Grammar rules you can forget…according to The Guardian

The great science section in The Guardian is broadly conceived, sometimes including articles about math and linguistics in addition to the fields that more commonly fall under the category of “science.” Recently an article with the title “Ten grammar rules you can forget” caught my eye. While it doesn’t sound like science at all, I was hopeful.

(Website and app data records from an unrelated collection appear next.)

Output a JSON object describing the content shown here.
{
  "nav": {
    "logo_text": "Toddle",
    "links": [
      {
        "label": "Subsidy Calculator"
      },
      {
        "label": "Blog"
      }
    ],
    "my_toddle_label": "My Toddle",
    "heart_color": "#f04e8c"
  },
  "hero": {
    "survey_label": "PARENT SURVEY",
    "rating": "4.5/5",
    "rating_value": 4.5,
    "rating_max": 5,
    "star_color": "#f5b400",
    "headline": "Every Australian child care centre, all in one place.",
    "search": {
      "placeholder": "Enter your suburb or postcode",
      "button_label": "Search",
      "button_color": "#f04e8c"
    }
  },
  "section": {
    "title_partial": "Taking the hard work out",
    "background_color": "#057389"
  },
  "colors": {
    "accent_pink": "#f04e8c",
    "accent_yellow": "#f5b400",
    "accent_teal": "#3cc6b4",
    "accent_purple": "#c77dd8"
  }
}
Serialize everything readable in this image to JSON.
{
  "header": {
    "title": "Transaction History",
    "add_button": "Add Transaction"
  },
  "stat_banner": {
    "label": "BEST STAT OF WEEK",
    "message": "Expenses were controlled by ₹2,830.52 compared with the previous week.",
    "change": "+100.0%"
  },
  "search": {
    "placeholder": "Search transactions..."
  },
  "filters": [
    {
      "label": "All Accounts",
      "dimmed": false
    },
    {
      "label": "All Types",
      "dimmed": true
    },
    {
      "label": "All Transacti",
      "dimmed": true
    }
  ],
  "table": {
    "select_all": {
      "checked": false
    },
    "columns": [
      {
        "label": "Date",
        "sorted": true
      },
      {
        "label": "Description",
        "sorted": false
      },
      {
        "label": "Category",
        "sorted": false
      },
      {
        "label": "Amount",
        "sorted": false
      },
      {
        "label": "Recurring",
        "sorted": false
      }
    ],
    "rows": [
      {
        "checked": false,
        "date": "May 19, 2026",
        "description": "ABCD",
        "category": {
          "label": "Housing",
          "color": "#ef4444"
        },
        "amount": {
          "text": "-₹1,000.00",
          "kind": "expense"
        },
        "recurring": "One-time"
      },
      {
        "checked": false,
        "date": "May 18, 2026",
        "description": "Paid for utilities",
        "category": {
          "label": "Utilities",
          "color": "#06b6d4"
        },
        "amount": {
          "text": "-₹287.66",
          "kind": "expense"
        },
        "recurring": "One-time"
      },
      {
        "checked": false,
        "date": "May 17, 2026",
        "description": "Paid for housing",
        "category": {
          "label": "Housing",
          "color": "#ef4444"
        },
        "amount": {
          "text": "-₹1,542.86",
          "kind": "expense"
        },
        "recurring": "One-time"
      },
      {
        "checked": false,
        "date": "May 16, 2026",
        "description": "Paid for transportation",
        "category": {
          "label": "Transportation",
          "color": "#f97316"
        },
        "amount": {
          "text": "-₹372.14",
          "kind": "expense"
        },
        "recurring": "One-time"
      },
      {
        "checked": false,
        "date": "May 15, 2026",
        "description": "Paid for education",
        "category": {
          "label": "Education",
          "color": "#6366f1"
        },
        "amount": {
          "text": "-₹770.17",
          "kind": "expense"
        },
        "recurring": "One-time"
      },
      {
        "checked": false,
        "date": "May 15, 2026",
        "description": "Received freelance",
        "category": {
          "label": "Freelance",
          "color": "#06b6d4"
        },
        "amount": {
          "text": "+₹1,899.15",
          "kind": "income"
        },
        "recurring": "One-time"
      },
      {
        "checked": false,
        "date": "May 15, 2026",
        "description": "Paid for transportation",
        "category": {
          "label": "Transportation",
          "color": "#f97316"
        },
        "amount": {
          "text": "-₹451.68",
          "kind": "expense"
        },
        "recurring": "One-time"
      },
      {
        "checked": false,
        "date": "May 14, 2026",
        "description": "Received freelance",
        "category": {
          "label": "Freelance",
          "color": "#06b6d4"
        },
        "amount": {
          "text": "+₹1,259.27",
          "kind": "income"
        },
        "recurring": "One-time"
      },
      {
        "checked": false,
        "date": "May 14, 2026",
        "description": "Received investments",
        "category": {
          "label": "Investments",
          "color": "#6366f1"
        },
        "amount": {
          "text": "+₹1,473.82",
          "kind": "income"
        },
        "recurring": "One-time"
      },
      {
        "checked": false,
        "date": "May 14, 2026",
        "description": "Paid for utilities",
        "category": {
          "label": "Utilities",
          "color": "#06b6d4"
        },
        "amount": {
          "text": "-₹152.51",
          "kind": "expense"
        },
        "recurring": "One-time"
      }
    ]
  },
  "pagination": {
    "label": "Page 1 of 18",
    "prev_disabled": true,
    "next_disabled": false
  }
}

My hope was partially rewarded. Yes, the article is primarily about “grammar rules” in the popular sense, not in the sense used in linguistics. (In linguistics, grammar rules are an objective description of the syntax and morphology of a language, not a prescription for how one should write and speak.) The author, David Marsh, does provide some useful evidence against the rules he wants you to forget, though he’s still basically prescriptive. He also adds some even-more-useful observations about the different registers of English; what’s acceptable in informal writing, like this blog, might not be acceptable in formal writing, like a research paper. And he has some lovely phrasing describing the “ten things people worry about too much”:

  1.  to infinitive and beyond
  2. the things one has to put up with
  3. don’t get into a bad mood about the subjunctive
  4. negative, captain
  5. between my souvenirs
  6. bored of Tunbridge Wells
  7. don’t fear the gerund
  8. and another thing…
  9. none sense
  10. try and try again

Mason is right about all of these, although I think the inclusion of #6 and #10 is a little peculiar. Perhaps it’s a British thing.

Unfortunately Mason finishes with “five things people should worry about more.” After carefully staying away from the peevers’ irrationalities, he falls into their traps by worrying about who/whom, that/which, and compare to/with. But he redeems himself in the end by giving an appropriate analysis of the last two of these “five things”: plural verbs with collective singular nouns, and lay/lie. You’ll have to read the article to see the details.

Categories: Linguistics, Teaching & Learning